━━ Information ━━

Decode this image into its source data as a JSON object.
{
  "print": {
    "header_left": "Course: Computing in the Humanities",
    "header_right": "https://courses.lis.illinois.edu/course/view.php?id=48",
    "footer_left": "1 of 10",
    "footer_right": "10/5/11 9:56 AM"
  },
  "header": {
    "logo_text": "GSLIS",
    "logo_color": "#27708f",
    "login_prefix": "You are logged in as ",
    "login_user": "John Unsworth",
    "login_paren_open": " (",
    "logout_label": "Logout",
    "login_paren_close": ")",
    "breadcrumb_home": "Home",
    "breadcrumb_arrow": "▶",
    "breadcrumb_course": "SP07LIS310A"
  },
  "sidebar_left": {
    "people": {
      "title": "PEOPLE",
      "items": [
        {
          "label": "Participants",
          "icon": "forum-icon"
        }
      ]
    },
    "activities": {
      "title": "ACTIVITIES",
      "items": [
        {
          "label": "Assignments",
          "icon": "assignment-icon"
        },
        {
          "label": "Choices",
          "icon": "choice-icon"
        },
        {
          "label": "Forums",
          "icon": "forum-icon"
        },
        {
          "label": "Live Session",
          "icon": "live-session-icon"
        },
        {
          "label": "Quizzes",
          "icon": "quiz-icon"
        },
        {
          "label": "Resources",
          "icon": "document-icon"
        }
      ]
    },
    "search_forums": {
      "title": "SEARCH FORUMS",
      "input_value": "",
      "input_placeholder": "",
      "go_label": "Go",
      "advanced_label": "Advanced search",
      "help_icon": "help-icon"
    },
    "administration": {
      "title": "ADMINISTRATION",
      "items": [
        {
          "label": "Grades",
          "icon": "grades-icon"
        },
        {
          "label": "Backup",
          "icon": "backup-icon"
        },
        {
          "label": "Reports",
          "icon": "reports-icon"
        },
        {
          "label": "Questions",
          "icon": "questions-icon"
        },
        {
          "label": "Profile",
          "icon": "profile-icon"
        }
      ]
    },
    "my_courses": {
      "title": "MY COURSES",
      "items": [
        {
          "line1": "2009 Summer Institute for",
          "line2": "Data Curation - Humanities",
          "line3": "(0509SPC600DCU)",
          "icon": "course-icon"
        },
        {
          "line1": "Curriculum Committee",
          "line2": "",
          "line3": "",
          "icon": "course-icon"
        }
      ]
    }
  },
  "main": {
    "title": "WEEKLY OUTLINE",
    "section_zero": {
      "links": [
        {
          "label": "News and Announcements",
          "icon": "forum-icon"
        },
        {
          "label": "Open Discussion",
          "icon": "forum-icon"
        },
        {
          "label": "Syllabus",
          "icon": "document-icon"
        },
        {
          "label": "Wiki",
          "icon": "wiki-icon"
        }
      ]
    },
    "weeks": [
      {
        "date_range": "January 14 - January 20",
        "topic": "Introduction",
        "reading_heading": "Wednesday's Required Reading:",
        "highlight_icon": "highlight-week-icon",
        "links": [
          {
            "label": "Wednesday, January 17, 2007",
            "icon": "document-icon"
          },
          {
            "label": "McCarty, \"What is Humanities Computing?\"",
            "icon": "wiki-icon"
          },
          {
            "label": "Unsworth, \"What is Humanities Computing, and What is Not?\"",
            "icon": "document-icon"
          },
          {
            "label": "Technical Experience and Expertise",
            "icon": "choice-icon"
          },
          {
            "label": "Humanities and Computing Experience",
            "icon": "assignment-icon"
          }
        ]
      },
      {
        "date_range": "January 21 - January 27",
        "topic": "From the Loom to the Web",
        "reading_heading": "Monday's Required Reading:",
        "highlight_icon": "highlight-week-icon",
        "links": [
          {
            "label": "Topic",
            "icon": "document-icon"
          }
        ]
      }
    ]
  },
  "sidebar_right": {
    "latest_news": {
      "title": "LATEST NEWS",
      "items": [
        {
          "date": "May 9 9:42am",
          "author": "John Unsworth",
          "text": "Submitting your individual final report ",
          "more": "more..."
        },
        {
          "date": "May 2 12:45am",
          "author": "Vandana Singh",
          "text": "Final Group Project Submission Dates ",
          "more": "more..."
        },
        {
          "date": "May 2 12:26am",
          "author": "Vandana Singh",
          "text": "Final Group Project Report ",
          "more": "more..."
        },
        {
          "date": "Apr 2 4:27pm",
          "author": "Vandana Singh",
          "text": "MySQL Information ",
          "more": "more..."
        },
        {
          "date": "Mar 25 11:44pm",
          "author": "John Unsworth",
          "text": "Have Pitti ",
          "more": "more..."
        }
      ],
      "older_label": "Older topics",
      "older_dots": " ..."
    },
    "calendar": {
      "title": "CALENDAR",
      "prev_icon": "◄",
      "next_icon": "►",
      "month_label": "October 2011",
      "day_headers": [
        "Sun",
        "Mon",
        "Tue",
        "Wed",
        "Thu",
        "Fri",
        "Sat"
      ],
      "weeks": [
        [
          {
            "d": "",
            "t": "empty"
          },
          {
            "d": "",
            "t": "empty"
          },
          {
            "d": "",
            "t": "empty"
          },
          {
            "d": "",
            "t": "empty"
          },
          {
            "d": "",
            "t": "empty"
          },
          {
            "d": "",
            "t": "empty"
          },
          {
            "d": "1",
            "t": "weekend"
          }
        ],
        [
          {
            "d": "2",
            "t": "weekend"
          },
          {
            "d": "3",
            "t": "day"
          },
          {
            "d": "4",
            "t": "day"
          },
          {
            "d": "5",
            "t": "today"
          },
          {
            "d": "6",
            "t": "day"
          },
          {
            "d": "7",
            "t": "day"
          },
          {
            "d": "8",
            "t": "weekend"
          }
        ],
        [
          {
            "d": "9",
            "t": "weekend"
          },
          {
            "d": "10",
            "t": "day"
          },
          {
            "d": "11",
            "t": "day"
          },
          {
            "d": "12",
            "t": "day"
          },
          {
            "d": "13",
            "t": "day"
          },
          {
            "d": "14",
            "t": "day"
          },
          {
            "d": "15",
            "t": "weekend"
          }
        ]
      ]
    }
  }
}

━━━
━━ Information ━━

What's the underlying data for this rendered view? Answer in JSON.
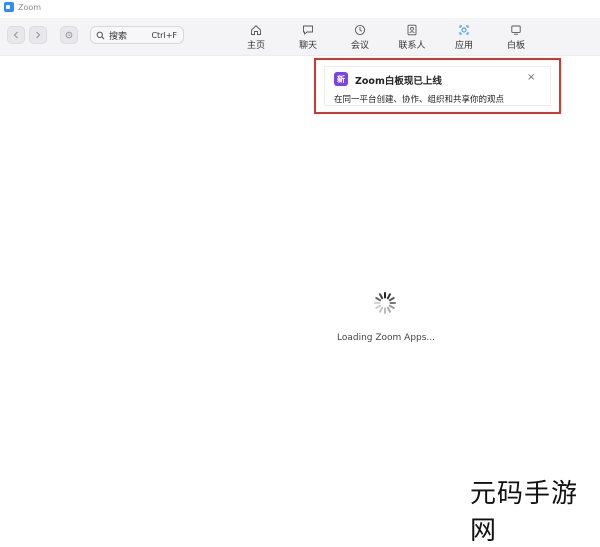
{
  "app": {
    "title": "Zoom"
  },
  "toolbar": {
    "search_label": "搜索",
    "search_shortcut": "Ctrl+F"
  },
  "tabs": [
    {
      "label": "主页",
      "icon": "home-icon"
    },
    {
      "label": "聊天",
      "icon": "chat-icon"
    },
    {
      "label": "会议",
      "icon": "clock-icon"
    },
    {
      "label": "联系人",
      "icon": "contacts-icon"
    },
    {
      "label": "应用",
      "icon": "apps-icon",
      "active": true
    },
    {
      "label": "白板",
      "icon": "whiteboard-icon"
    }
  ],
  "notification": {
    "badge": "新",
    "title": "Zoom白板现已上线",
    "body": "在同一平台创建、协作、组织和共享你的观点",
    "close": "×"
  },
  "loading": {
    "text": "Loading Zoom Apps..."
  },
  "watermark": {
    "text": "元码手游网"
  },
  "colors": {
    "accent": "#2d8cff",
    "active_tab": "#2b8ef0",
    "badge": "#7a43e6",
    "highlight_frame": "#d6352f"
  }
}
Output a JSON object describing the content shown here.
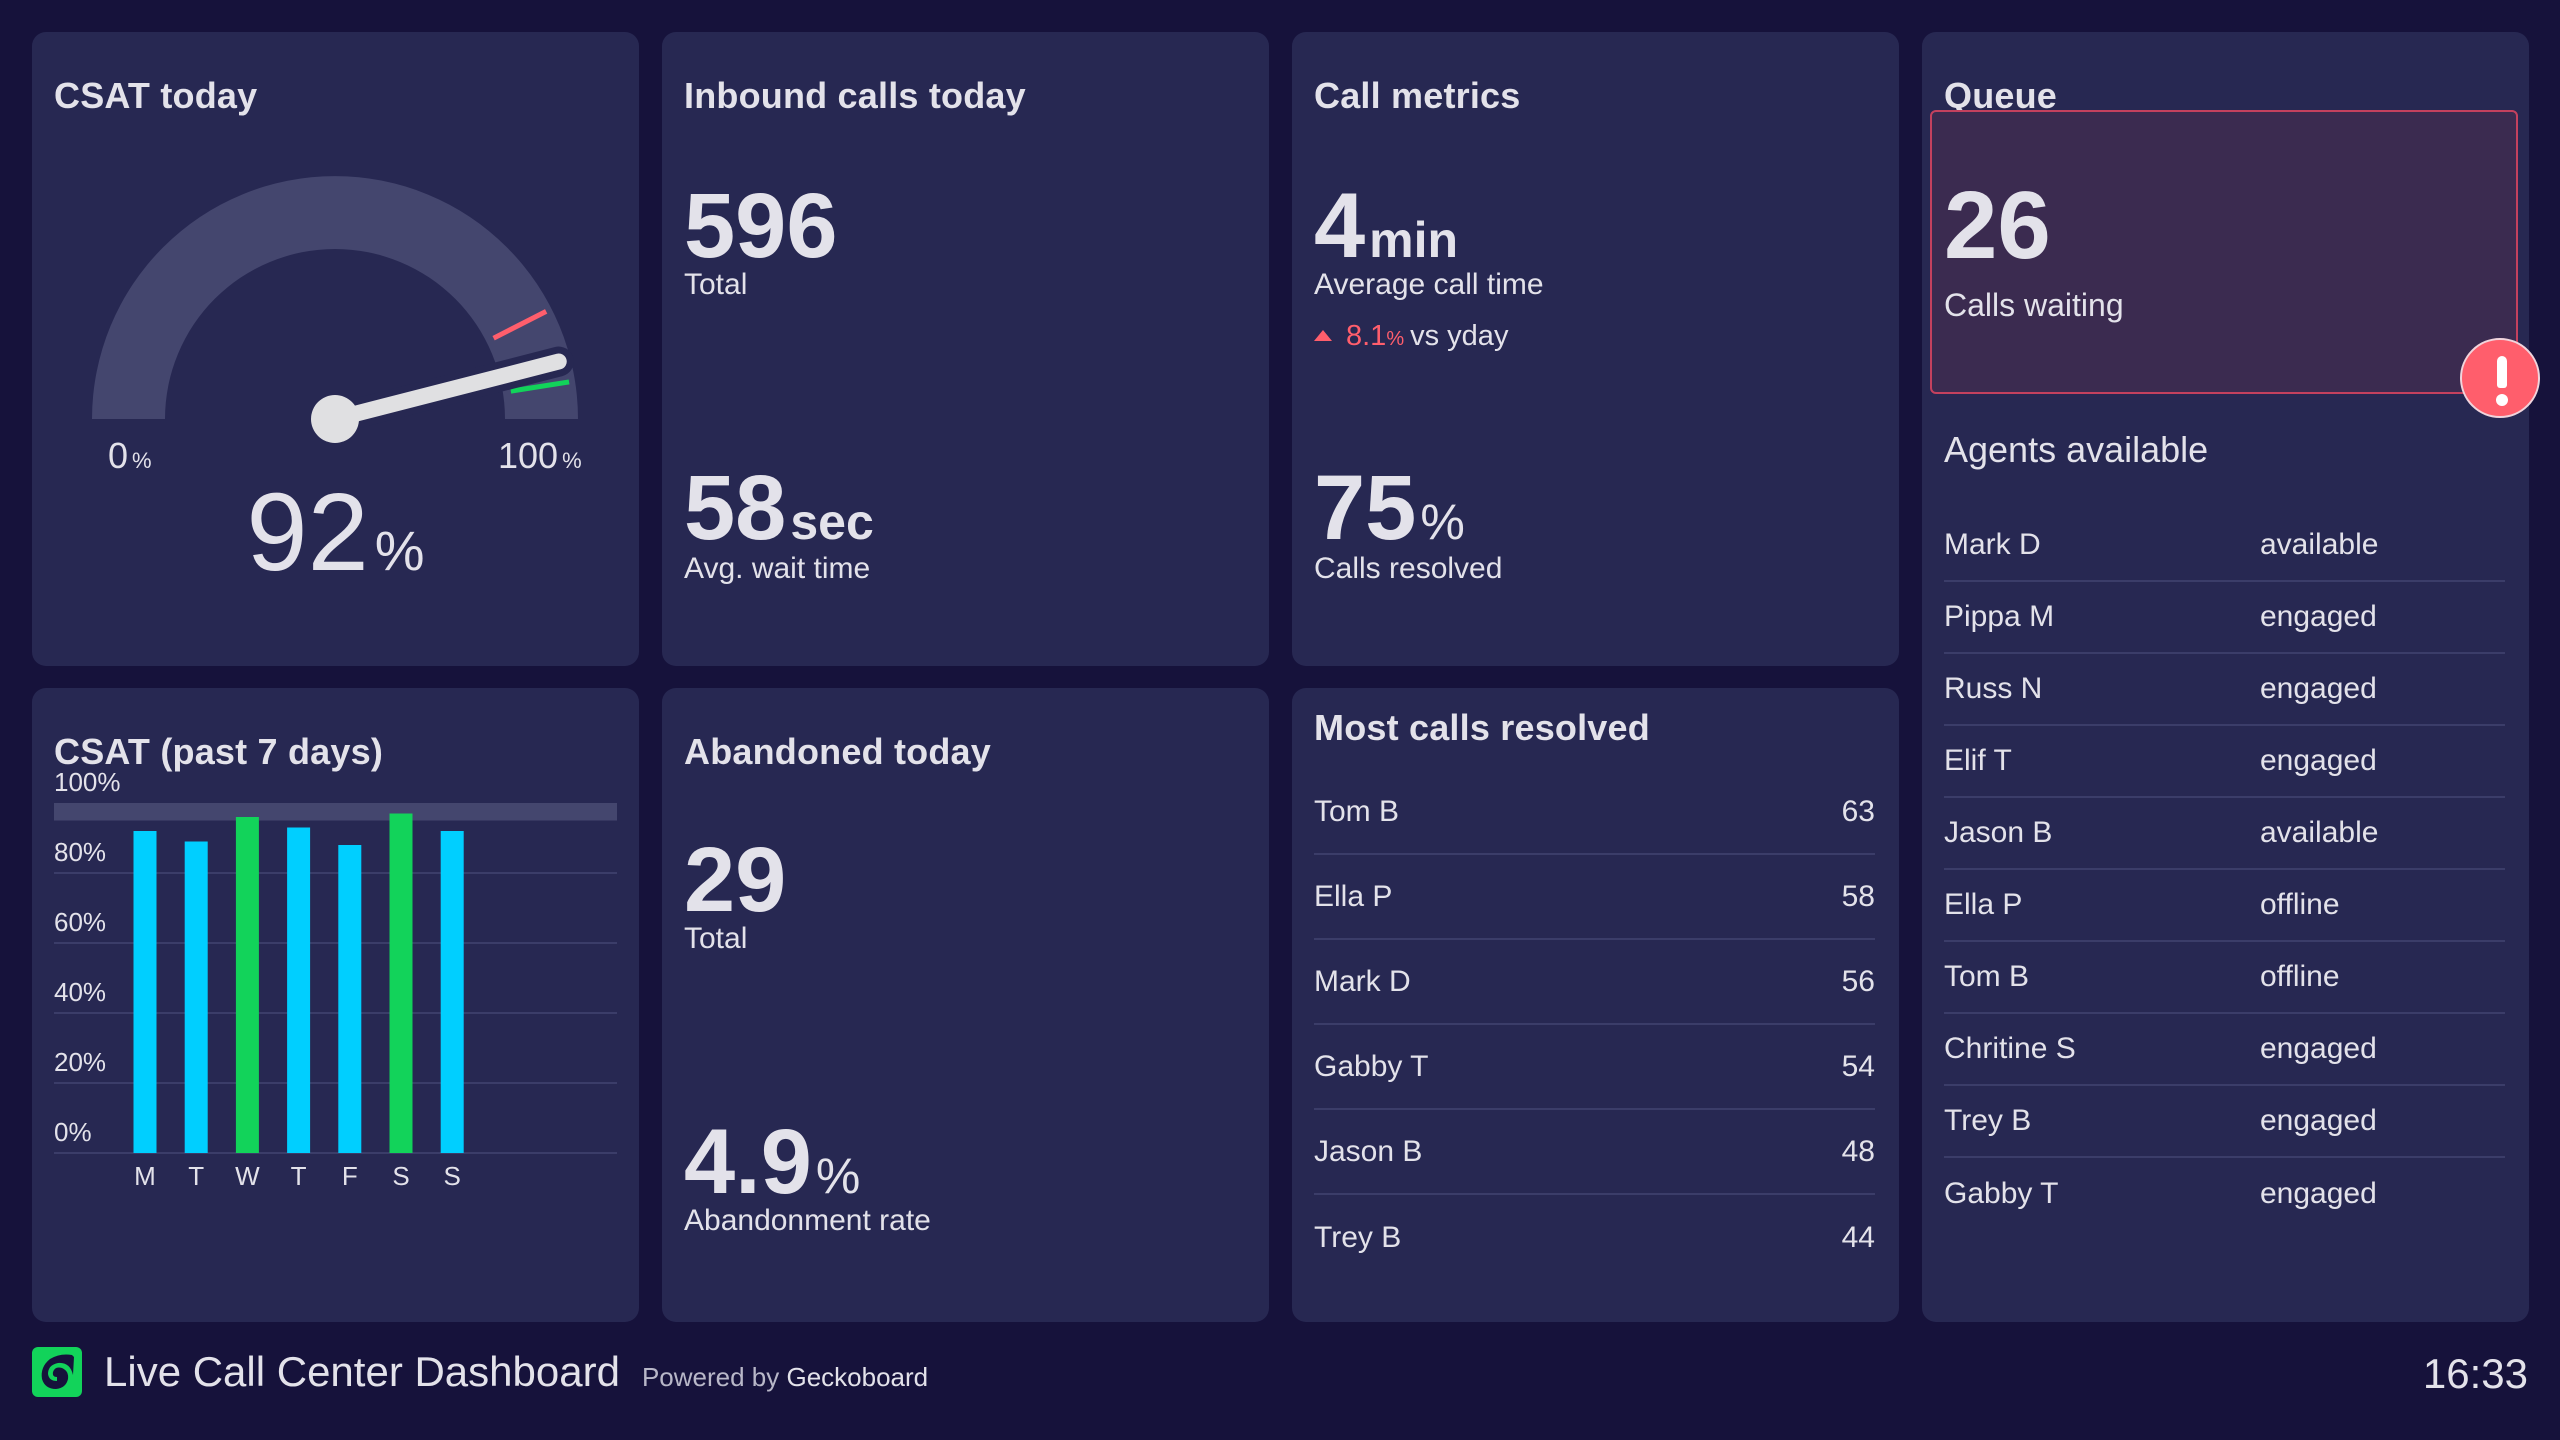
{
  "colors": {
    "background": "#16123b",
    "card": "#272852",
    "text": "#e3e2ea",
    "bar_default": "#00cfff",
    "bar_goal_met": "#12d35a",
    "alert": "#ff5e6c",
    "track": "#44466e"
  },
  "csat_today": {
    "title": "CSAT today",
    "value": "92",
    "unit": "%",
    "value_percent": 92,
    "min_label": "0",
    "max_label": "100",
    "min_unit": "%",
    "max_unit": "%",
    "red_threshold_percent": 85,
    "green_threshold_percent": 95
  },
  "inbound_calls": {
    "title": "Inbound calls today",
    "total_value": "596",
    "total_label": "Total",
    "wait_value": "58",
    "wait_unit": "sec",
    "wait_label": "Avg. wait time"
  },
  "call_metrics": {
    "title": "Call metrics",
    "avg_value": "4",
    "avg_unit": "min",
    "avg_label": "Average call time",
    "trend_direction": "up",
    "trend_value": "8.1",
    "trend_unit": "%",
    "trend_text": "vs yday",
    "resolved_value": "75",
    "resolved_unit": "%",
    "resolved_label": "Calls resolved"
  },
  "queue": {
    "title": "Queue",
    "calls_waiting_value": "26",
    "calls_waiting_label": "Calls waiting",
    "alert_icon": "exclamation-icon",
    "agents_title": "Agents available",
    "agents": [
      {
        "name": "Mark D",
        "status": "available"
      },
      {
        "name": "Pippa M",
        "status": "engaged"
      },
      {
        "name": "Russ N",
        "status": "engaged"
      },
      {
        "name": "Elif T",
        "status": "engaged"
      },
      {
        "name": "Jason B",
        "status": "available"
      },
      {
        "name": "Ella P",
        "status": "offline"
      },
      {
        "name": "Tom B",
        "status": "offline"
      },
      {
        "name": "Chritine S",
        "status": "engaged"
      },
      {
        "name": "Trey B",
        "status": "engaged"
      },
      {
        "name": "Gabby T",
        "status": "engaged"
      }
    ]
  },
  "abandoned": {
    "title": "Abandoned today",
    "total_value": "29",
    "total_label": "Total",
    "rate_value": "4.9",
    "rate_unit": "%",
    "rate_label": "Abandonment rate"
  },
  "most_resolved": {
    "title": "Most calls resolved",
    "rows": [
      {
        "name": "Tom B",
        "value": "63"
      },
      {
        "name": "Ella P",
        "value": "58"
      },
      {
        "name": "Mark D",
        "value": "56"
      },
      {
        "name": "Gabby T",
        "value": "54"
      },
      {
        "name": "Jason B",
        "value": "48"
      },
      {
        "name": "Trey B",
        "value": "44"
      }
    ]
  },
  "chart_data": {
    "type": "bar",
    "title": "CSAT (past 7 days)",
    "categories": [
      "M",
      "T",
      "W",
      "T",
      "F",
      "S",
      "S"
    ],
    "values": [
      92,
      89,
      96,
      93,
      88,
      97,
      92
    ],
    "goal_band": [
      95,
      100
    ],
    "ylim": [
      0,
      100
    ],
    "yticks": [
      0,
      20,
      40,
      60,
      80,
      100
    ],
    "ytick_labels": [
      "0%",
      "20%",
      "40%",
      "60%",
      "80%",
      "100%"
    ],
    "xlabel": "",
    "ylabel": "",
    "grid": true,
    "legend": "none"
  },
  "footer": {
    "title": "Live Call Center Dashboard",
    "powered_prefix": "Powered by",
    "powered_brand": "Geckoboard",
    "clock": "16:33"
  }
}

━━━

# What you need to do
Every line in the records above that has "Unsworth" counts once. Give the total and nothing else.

# Answer to this task
4